Section I: Meta-analyses and Systematic Reviews
Olsen & Clausen: The first study listed, by Olsen and Clausen, was from 2012 and was published in the Cochrane Database of Systematic Reviews. It purported to be a systematic review of randomized controlled trials of home birth. This seemed to me to be a curious and difficult way to study home birth, as it would require randomly selecting women to give birth at home. Although randomized controlled trials are considered the “gold standard” of research, how could one ethically assign women to birth at home or hospital? I didn’t have to wonder long: the systematic review only determined that there are no usable randomized controlled clinical trials. They only were able to find one study that fit their criteria for inclusion, and the sample size of eleven women was too small to be of any statistical use to anyone.
Leslie & Romano: The second study listed was a systematic review of nonhospital birth studies by Leslie and Romano, published in the Journal of Perinatal Education in 2007. Now, I do think it is important to note that the Journal of Perinatal Education is the official “journal” of Lamaze International.

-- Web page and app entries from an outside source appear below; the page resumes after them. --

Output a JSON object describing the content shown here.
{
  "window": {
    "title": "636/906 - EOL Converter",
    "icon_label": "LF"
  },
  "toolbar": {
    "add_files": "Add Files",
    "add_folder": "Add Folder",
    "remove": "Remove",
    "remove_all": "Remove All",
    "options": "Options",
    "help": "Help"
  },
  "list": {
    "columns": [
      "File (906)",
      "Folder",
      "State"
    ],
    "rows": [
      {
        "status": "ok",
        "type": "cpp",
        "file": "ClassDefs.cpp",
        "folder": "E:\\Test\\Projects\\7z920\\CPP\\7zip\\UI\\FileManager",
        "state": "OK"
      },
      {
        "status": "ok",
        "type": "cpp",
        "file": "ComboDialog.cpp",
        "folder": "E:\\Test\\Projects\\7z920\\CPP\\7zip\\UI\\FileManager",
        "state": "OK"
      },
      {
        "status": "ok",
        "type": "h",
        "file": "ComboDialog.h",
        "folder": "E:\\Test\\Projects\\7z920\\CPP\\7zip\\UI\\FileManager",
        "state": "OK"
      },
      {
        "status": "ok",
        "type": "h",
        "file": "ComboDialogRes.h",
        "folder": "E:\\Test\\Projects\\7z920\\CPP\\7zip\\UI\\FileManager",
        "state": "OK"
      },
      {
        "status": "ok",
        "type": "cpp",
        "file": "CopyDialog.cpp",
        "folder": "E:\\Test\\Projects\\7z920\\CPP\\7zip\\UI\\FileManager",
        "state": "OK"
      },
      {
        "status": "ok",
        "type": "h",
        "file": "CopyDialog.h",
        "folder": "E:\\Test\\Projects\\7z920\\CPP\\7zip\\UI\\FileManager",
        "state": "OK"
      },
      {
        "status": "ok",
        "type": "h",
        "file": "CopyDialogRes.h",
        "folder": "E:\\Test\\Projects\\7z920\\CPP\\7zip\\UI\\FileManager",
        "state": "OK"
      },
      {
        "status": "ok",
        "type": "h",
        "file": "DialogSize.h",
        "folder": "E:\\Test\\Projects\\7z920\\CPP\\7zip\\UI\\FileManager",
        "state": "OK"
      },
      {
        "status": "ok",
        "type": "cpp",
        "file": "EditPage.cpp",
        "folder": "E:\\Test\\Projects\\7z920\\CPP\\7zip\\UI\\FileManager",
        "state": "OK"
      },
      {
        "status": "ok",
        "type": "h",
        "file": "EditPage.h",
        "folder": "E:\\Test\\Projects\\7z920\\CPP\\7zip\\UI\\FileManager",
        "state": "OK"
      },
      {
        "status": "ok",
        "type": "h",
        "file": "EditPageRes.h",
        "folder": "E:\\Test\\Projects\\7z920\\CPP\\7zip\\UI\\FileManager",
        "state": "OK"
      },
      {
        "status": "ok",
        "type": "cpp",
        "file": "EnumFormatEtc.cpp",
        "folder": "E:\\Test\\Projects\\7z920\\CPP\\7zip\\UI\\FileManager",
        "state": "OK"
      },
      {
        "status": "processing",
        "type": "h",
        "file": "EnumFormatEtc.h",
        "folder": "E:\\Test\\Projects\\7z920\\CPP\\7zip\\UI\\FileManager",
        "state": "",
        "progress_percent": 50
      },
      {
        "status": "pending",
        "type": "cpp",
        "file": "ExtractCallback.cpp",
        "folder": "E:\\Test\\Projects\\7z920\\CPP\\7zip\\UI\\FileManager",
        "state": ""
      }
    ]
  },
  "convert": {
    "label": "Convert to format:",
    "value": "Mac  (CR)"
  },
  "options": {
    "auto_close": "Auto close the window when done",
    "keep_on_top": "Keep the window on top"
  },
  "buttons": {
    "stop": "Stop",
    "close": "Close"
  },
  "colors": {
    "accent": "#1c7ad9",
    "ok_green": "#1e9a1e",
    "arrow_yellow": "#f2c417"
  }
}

This means that it is sponsored by an organization whose bread and butter is based on natural childbirth education. This does not mean they are incapable of publishing valid findings, but it is prudent to be aware of the money behind a publication when evaluating a study.
The Leslie and Romano study found that nonhospital birth results in far fewer interventions, such as cesarean sections, use of intravenous fluids, and use of medical pain control. They cite three studies in their finding that perinatal mortality rates are “similar” to that of the hospital: Gulbranson (1997), Janssen et al (2002), and Olsen (1997). The Janssen study is covered under Section III, discussed later in this paper. The Gulbranson study was conducted in New Zealand and determined a perinatal death rate of 2.97 per thousand; I clearly needed to find out if this was truly “similar” to hospital rates, so I highlighted this number and made a mental note to come back to it.
Olsen: The third study used by Leslie and Romano for perinatal mortality comparison is also the last study in section I: Olsen from 1997, “Meta-analysis of the safety of home birth.” This is the second listing from Olsen in the first three studies listed, and it hails from 18 years ago. It was published in the journal Birth. It may interest the reader to know that Birth is published on behalf of Lamaze International, just like the Journal of Perinatal Education.
Because Olsen’s meta-analysis was completed in 1997, all of the six studies included are rather aged (ranging from 1977 to 1994) and four of the six studies are international. International studies are of limited value due to the extreme differences in midwifery training from country to country. The two U.S. studies included, Mehl (1977 in Wisconsin) and Durand (1992 in Tennessee), are not only small (sample sizes equal to or less than 1707) and one could argue outdated, but they also are not included in MANA’s list of “best evidence” for home birth safety. If MANA is going to hold up a meta-analysis as best-evidence, why would they not include the studies that powered the meta-analysis on the same list?
Olsen concluded in 1997 that, “No empirical evidence exists to support the view it is less safe for most low-risk women to plan a home birth.” It allows the reader to hope that as we move into more recent research, a stronger conclusion (such as evidence supporting that it is safe, rather than a lack of evidence that it isn’t) could be reached.
 Perinatal mortality means death of the fetus or newborn near the time of birth. It generally includes fetal deaths toward the end of pregnancy, deaths during labor and birth, and deaths that occur during the first week of life.